Excerpts from an interface dataset:
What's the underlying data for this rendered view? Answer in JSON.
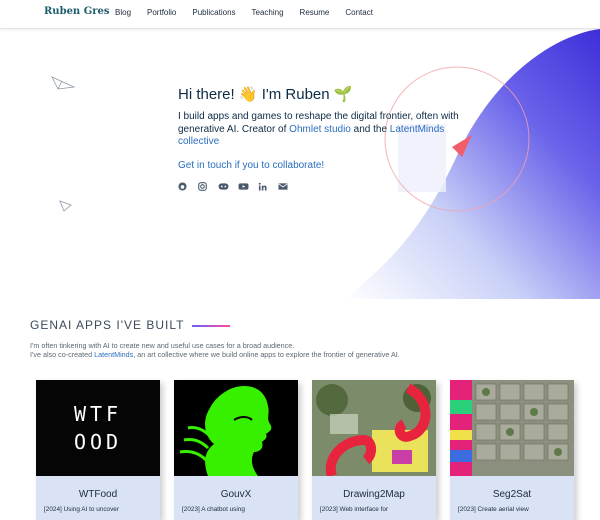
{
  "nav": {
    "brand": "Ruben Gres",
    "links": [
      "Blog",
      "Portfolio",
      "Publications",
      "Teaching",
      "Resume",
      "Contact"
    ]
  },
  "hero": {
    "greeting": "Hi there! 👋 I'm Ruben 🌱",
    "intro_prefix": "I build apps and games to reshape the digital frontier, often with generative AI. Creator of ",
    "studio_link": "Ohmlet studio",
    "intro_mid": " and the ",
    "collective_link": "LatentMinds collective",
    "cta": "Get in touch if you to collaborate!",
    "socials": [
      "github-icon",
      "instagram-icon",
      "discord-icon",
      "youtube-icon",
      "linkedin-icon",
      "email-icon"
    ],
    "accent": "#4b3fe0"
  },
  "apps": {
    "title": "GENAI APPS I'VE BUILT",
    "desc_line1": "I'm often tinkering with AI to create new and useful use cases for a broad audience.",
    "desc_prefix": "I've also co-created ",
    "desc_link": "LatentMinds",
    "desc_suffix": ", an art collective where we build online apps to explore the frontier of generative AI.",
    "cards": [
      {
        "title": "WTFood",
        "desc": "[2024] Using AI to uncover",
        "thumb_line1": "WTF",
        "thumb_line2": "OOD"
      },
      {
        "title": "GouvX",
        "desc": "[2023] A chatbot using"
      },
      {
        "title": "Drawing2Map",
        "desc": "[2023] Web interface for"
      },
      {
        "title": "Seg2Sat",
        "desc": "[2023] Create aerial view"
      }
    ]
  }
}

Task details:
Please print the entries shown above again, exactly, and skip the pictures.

Exercise solution:
What's the underlying data for this rendered view? Answer in JSON.
{
  "nav": {
    "brand": "Ruben Gres",
    "links": [
      "Blog",
      "Portfolio",
      "Publications",
      "Teaching",
      "Resume",
      "Contact"
    ]
  },
  "hero": {
    "greeting": "Hi there! 👋 I'm Ruben 🌱",
    "intro_prefix": "I build apps and games to reshape the digital frontier, often with generative AI. Creator of ",
    "studio_link": "Ohmlet studio",
    "intro_mid": " and the ",
    "collective_link": "LatentMinds collective",
    "cta": "Get in touch if you to collaborate!",
    "socials": [
      "github-icon",
      "instagram-icon",
      "discord-icon",
      "youtube-icon",
      "linkedin-icon",
      "email-icon"
    ],
    "accent": "#4b3fe0"
  },
  "apps": {
    "title": "GENAI APPS I'VE BUILT",
    "desc_line1": "I'm often tinkering with AI to create new and useful use cases for a broad audience.",
    "desc_prefix": "I've also co-created ",
    "desc_link": "LatentMinds",
    "desc_suffix": ", an art collective where we build online apps to explore the frontier of generative AI.",
    "cards": [
      {
        "title": "WTFood",
        "desc": "[2024] Using AI to uncover",
        "thumb_line1": "WTF",
        "thumb_line2": "OOD"
      },
      {
        "title": "GouvX",
        "desc": "[2023] A chatbot using"
      },
      {
        "title": "Drawing2Map",
        "desc": "[2023] Web interface for"
      },
      {
        "title": "Seg2Sat",
        "desc": "[2023] Create aerial view"
      }
    ]
  }
}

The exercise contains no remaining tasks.